The number of mortgage borrowers in arrears and properties repossessed both fell in Q1 2010.
According to the CML, the total proportion of loans with arrears equivalent to 2.5% or more of the mortgage balance was 2.38%. This is down from 2.52% in the previous quarter and 2.81% in Q1 2009.
The number of mortgages in arrears was down from 206,800 at the end of Q1 2009 and 196,400 at the end of last year to 186,300 at the end of Q1 this year.
Repossessions as a proportion of all mortgages remained steady at 0.09% in Q1, the same proportion as the previous quarter and down from 0.12% in Q1 2009.
The number of repossessions was 9,800, down from 10,600 in the previous quarter and 13,200 in Q1 2009.
The drop in arrears was greatest among households with modest default histories. This indicates while low interest rates and stable unemployment have kept new households out of difficulty, borrowers with more entrenched and longer-running issues are still struggling.
Given continued government support, low interest rates and no further economic shocks, the CML says its forecast of 53,000 repossessions for 2010 looks pessimistic, but warns with uncertainty abounding there is no room for complacency.
CML director general Michael Coogan says: "With all eyes on the new government and what steps it will take to address the fiscal deficit, we cannot emphasise too strongly the importance of continuing to fund the support mechanisms that are proving effective in containing mortgage arrears and repossessions.
"We hope and expect to be able to revise down our 53,000 forecast for repossessions in 2010, but we are acutely conscious of the beneficial influence that low interest rates and the package of support have played so far.
"The dampening effects on households and the wider housing market that fiscal tightening is likely to exert are still to be felt, but it should be a key priority to support borrowers most in need and maintain funding for the government's housing policies."

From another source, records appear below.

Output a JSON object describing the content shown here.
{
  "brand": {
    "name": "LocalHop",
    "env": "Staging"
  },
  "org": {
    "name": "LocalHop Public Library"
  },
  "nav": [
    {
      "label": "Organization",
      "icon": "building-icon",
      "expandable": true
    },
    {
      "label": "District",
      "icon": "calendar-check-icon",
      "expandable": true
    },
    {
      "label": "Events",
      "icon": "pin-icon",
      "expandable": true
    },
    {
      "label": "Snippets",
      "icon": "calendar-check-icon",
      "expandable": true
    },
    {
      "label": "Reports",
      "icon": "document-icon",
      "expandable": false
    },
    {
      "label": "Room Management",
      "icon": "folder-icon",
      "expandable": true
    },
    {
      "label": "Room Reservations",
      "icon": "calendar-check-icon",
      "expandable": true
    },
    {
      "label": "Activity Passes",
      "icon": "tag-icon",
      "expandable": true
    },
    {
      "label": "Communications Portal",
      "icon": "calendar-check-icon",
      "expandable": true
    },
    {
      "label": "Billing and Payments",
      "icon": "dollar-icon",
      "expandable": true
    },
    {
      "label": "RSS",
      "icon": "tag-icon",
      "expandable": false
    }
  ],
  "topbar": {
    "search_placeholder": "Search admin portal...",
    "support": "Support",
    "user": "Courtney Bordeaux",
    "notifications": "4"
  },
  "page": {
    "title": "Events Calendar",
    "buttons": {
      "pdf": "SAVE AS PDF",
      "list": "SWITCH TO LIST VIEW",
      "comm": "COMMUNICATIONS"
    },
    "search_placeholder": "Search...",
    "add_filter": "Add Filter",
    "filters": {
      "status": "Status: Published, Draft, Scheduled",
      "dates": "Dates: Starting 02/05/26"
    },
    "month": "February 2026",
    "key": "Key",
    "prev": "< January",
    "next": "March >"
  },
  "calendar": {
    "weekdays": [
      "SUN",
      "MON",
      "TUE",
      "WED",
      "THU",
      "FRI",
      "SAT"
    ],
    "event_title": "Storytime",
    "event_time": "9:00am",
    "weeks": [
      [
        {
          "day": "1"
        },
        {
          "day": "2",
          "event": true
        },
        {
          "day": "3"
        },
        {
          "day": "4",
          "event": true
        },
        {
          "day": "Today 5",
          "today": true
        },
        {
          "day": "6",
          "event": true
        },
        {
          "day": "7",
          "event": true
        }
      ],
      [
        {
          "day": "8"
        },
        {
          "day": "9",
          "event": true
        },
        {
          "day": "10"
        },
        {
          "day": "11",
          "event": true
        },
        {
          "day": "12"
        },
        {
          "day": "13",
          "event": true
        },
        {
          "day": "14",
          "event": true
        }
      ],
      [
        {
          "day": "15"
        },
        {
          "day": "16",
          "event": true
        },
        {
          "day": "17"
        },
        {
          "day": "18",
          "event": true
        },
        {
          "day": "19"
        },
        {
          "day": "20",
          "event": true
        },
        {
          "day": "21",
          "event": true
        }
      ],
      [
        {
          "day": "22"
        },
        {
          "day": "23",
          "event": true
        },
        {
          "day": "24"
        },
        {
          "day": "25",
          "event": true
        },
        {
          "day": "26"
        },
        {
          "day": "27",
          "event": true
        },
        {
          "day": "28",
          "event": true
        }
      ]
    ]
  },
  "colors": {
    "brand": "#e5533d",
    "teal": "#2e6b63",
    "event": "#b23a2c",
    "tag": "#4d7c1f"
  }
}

Slow progress in improving diversity
Share purchase deal with assets of £28m
Came into effect in January
Three examples of compensation rule issues
Buying in baskets